EXERCISE PROMPT |
What lines of the data below include the word "this"? Report them by copying each.

■ ■ ■ ■

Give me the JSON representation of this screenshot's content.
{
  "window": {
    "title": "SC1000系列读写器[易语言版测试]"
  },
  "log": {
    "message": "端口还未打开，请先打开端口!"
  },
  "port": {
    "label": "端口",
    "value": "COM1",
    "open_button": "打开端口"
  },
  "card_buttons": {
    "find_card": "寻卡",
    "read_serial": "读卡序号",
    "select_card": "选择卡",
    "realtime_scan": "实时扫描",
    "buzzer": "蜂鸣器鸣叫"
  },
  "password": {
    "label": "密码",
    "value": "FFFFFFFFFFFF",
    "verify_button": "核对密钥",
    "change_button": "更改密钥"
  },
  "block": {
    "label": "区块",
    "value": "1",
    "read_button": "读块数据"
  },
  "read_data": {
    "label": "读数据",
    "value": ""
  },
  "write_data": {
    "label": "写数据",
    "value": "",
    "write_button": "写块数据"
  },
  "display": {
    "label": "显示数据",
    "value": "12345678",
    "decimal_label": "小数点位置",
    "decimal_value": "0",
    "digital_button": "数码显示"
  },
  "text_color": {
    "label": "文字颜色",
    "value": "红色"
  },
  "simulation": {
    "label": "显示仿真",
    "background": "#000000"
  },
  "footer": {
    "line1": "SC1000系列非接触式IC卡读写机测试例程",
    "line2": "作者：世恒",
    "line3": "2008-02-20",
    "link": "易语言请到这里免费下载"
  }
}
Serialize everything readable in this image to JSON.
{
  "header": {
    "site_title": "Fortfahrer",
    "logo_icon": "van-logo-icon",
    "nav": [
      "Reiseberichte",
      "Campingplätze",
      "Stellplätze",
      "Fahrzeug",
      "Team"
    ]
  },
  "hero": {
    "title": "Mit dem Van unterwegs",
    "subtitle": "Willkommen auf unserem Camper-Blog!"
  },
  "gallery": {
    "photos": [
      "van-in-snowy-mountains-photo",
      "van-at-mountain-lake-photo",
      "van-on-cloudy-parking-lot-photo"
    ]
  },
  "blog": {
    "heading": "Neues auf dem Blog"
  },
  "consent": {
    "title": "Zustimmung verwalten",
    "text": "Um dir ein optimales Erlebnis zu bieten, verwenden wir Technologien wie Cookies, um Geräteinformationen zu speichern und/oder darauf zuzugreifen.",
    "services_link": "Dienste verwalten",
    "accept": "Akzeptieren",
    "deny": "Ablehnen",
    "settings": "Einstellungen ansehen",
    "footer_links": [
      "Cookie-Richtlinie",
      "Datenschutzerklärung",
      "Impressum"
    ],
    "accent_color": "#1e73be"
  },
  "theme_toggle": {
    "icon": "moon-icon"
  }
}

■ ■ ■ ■

TASK OUTPUT |
Give me the JSON representation of this screenshot's content.
Serialize everything readable in this image to JSON.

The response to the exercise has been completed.